__BRIEF__:
The required answer is a copy of each line in the entries below that includes "label".
-- SOURCE INFORMATION follows --
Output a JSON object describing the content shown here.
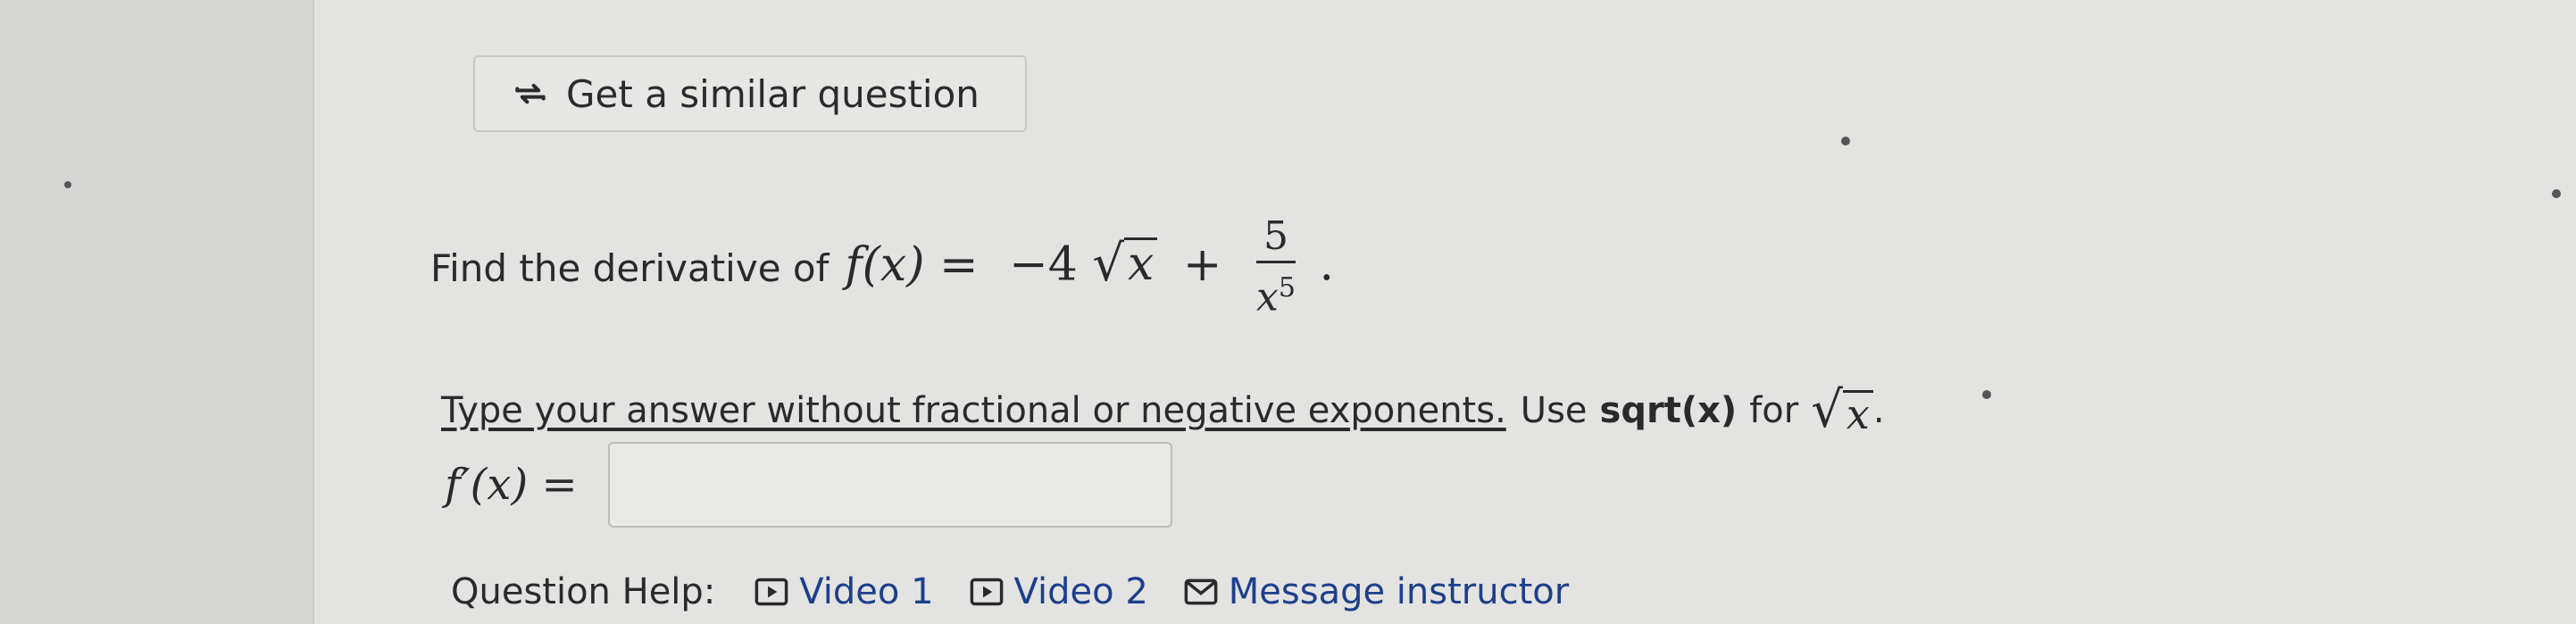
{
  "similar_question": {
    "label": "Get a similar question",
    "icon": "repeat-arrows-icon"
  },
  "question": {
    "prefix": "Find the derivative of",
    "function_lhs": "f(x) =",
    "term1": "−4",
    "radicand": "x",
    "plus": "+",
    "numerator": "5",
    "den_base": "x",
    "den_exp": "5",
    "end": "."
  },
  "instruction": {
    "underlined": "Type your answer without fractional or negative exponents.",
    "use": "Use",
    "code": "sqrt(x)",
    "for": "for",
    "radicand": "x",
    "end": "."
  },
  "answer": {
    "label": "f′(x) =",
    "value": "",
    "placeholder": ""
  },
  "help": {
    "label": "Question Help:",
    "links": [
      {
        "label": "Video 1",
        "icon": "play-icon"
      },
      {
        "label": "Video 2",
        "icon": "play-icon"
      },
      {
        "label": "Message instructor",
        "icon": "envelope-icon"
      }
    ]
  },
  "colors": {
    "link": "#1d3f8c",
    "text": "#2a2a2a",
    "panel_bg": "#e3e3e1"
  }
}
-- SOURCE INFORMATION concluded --
__TASK RESULT__:
    "label": "Get a similar question",
    "label": "f′(x) =",
    "label": "Question Help:",
        "label": "Video 1",
        "label": "Video 2",
        "label": "Message instructor",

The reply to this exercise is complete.